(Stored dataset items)
────────────────────

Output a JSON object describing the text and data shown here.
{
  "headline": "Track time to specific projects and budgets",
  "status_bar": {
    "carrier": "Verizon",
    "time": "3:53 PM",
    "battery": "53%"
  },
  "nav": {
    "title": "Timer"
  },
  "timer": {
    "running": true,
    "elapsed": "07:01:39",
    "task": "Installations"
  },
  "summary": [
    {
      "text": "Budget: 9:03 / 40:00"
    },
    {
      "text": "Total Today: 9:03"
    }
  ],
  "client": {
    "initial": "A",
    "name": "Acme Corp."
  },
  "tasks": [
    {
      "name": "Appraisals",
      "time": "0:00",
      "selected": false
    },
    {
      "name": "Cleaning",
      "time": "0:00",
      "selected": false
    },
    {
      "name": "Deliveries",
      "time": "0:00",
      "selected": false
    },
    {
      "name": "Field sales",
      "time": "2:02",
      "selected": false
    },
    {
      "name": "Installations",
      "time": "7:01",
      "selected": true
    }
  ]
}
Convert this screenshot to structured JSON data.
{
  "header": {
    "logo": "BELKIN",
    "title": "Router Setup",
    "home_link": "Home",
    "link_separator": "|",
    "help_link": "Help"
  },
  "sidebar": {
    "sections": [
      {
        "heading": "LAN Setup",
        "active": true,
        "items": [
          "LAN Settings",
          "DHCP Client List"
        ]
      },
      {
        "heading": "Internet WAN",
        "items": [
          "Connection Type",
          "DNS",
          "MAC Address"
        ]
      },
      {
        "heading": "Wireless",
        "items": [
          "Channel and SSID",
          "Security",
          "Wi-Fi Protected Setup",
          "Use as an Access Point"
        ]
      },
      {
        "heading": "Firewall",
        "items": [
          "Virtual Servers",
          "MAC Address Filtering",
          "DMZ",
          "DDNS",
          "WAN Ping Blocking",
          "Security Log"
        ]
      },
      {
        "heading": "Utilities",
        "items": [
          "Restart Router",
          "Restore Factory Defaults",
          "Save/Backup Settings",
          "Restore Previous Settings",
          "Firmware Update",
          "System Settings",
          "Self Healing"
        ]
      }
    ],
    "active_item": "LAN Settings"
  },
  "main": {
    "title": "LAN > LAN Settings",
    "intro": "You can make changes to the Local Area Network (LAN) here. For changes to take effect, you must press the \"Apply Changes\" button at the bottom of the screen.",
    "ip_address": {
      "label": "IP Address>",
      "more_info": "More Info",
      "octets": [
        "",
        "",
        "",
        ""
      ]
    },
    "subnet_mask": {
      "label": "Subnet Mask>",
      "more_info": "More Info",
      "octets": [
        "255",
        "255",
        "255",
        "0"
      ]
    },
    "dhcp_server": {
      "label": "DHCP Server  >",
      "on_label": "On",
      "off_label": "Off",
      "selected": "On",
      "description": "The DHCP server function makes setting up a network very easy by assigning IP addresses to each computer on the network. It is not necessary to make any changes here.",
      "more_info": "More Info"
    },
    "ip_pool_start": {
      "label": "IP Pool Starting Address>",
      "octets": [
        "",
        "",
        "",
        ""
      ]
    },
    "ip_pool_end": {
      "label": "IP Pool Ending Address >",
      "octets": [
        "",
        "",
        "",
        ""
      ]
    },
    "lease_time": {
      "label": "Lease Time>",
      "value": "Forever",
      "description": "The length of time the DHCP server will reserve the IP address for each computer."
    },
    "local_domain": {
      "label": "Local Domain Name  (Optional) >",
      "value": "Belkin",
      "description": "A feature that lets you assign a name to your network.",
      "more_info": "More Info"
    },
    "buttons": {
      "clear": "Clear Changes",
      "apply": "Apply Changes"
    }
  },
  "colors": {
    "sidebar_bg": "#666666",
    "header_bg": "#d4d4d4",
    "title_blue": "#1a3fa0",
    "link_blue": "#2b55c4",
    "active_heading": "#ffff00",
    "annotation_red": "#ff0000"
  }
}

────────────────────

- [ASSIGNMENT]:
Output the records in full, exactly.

- [THE COMPLETED TASK]:
Output a JSON object describing the text and data shown here.
{
  "headline": "Track time to specific projects and budgets",
  "status_bar": {
    "carrier": "Verizon",
    "time": "3:53 PM",
    "battery": "53%"
  },
  "nav": {
    "title": "Timer"
  },
  "timer": {
    "running": true,
    "elapsed": "07:01:39",
    "task": "Installations"
  },
  "summary": [
    {
      "text": "Budget: 9:03 / 40:00"
    },
    {
      "text": "Total Today: 9:03"
    }
  ],
  "client": {
    "initial": "A",
    "name": "Acme Corp."
  },
  "tasks": [
    {
      "name": "Appraisals",
      "time": "0:00",
      "selected": false
    },
    {
      "name": "Cleaning",
      "time": "0:00",
      "selected": false
    },
    {
      "name": "Deliveries",
      "time": "0:00",
      "selected": false
    },
    {
      "name": "Field sales",
      "time": "2:02",
      "selected": false
    },
    {
      "name": "Installations",
      "time": "7:01",
      "selected": true
    }
  ]
}
Convert this screenshot to structured JSON data.
{
  "header": {
    "logo": "BELKIN",
    "title": "Router Setup",
    "home_link": "Home",
    "link_separator": "|",
    "help_link": "Help"
  },
  "sidebar": {
    "sections": [
      {
        "heading": "LAN Setup",
        "active": true,
        "items": [
          "LAN Settings",
          "DHCP Client List"
        ]
      },
      {
        "heading": "Internet WAN",
        "items": [
          "Connection Type",
          "DNS",
          "MAC Address"
        ]
      },
      {
        "heading": "Wireless",
        "items": [
          "Channel and SSID",
          "Security",
          "Wi-Fi Protected Setup",
          "Use as an Access Point"
        ]
      },
      {
        "heading": "Firewall",
        "items": [
          "Virtual Servers",
          "MAC Address Filtering",
          "DMZ",
          "DDNS",
          "WAN Ping Blocking",
          "Security Log"
        ]
      },
      {
        "heading": "Utilities",
        "items": [
          "Restart Router",
          "Restore Factory Defaults",
          "Save/Backup Settings",
          "Restore Previous Settings",
          "Firmware Update",
          "System Settings",
          "Self Healing"
        ]
      }
    ],
    "active_item": "LAN Settings"
  },
  "main": {
    "title": "LAN > LAN Settings",
    "intro": "You can make changes to the Local Area Network (LAN) here. For changes to take effect, you must press the \"Apply Changes\" button at the bottom of the screen.",
    "ip_address": {
      "label": "IP Address>",
      "more_info": "More Info",
      "octets": [
        "",
        "",
        "",
        ""
      ]
    },
    "subnet_mask": {
      "label": "Subnet Mask>",
      "more_info": "More Info",
      "octets": [
        "255",
        "255",
        "255",
        "0"
      ]
    },
    "dhcp_server": {
      "label": "DHCP Server  >",
      "on_label": "On",
      "off_label": "Off",
      "selected": "On",
      "description": "The DHCP server function makes setting up a network very easy by assigning IP addresses to each computer on the network. It is not necessary to make any changes here.",
      "more_info": "More Info"
    },
    "ip_pool_start": {
      "label": "IP Pool Starting Address>",
      "octets": [
        "",
        "",
        "",
        ""
      ]
    },
    "ip_pool_end": {
      "label": "IP Pool Ending Address >",
      "octets": [
        "",
        "",
        "",
        ""
      ]
    },
    "lease_time": {
      "label": "Lease Time>",
      "value": "Forever",
      "description": "The length of time the DHCP server will reserve the IP address for each computer."
    },
    "local_domain": {
      "label": "Local Domain Name  (Optional) >",
      "value": "Belkin",
      "description": "A feature that lets you assign a name to your network.",
      "more_info": "More Info"
    },
    "buttons": {
      "clear": "Clear Changes",
      "apply": "Apply Changes"
    }
  },
  "colors": {
    "sidebar_bg": "#666666",
    "header_bg": "#d4d4d4",
    "title_blue": "#1a3fa0",
    "link_blue": "#2b55c4",
    "active_heading": "#ffff00",
    "annotation_red": "#ff0000"
  }
}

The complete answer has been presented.